How to sit in a corner
The context of sitting in a corner changes based on which direction you face.
To sit in a corner is to listen, to look, to observe other people and things take center stage. There is a lot of listening to do in architecture, to bosses and coworkers, to clients, to sites, to neighbors, to oneself and one’s own intuition. Sketching is an act of listening, albeit one of listening, interpreting, distilling and reconstituting. (If hand written notes form stronger memories than digital ones, than sketches are certain to last longer in the mind’s eye than a photograph.)
This evening I sat in the corner of a DC Zoning Commission Hearing (live webcast available):

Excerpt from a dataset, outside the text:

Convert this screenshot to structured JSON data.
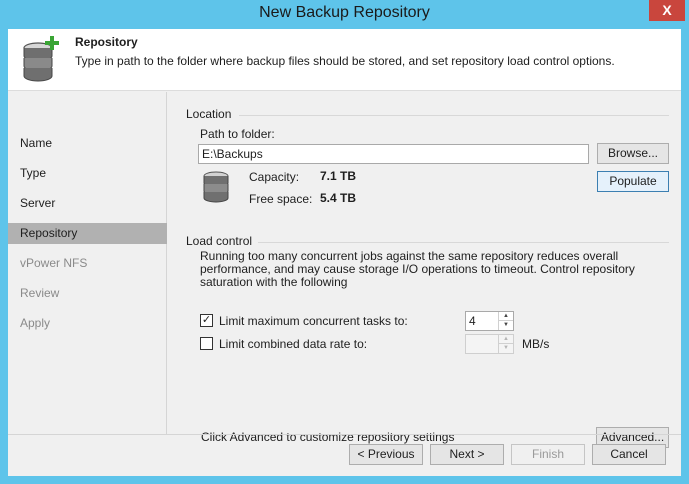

The architects, developers and other designers take center stage but in deference to the dais and the Zoning Commissioners sitting in judgment. Projects here are asking for exemptions to zoning regulations, and part of the grand bargain is that damn near everything is up for questioning. Materials, building usage, any issue related to building massing is open for questions. Developers are expected to offer benefits to the immediate area and the city at large in exchange for concessions. Hire local people. Pay local community groups. It’s a very interestng and compromised example of democracy. It’s a process which costs time and money, and sometimes the results are celebrated and sometimes the city might as well ask for a bigger check, decide what to do with the money, and skip these negotiations.